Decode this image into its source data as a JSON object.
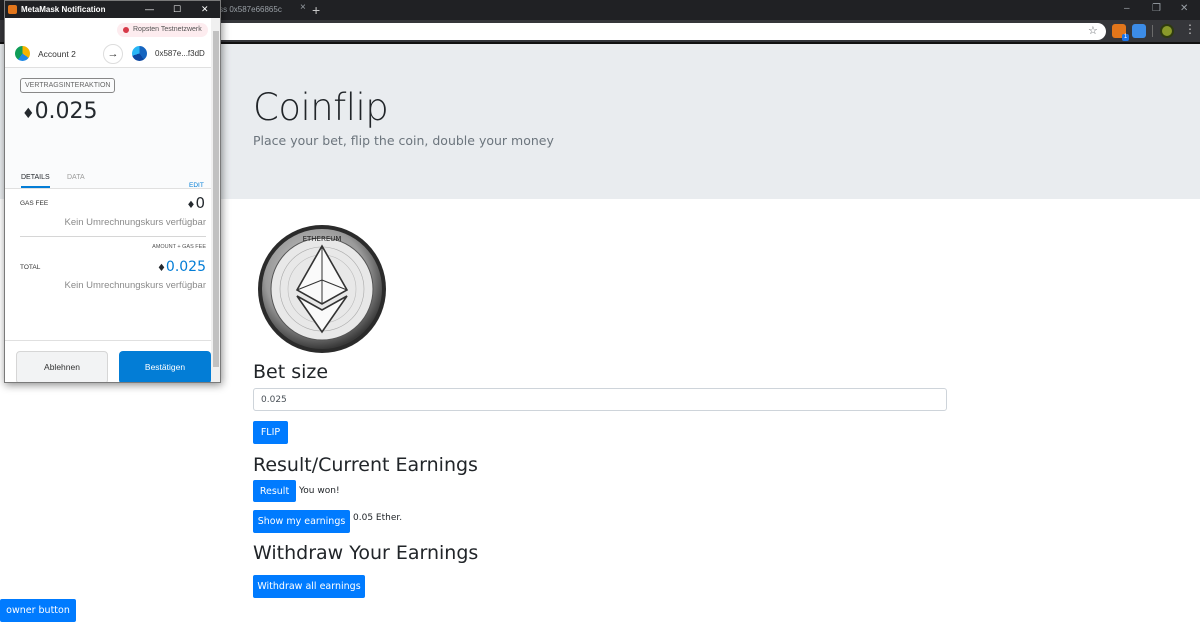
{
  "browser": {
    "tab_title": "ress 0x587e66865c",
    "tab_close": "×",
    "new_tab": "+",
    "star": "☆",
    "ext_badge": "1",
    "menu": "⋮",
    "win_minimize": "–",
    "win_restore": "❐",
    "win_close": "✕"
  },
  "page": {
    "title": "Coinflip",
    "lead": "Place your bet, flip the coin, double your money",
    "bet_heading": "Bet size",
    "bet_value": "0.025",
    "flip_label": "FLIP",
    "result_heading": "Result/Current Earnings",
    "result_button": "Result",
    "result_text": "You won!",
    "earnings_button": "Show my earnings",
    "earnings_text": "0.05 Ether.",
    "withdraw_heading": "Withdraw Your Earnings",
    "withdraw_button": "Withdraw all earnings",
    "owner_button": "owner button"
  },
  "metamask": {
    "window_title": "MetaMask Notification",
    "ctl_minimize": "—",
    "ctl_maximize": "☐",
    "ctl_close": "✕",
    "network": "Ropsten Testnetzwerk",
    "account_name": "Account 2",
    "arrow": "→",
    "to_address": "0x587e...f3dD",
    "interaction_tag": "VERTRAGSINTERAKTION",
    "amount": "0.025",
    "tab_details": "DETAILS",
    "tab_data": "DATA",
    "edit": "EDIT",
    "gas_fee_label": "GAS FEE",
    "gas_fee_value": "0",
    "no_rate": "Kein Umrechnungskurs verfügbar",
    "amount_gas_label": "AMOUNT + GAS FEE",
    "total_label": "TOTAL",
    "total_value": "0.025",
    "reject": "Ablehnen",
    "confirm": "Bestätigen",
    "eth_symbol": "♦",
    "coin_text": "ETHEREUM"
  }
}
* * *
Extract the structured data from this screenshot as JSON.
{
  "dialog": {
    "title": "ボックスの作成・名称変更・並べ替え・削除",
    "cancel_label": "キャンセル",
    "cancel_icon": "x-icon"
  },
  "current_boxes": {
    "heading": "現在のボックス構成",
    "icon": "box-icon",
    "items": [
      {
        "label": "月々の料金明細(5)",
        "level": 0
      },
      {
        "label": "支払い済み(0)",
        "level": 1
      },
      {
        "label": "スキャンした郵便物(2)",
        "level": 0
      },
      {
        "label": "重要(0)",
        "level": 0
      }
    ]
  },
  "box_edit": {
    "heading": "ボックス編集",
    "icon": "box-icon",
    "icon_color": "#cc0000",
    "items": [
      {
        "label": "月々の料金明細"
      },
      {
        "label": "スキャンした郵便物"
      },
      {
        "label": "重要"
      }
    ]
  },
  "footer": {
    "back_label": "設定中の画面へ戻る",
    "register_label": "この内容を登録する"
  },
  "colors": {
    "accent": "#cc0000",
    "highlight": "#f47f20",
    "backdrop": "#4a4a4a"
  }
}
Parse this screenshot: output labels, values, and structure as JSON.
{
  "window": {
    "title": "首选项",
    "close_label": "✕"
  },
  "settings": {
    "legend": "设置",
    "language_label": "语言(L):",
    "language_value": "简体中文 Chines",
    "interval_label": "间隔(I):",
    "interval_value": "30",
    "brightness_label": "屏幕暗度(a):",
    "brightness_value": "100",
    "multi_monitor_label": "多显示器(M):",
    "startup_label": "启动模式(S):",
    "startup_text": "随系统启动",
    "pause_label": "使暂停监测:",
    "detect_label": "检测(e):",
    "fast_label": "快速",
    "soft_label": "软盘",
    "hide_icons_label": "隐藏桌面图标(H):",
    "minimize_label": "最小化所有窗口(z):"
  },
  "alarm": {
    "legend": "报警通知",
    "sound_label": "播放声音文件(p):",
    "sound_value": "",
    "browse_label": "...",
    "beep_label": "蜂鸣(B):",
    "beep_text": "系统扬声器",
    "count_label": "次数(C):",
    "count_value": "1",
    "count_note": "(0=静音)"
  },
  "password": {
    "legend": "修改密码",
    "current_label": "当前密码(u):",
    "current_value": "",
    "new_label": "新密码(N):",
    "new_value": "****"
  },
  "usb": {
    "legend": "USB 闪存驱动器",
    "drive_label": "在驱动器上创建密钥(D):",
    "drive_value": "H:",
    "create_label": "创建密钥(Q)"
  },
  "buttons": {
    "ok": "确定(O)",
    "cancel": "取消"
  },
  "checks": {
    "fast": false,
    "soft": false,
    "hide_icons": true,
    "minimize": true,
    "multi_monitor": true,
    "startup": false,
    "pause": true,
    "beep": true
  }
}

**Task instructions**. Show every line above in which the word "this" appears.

**Solution**.
Decode this image into its source data as a JSON object.
Extract the structured data from this screenshot as JSON.
Parse this screenshot: output labels, values, and structure as JSON.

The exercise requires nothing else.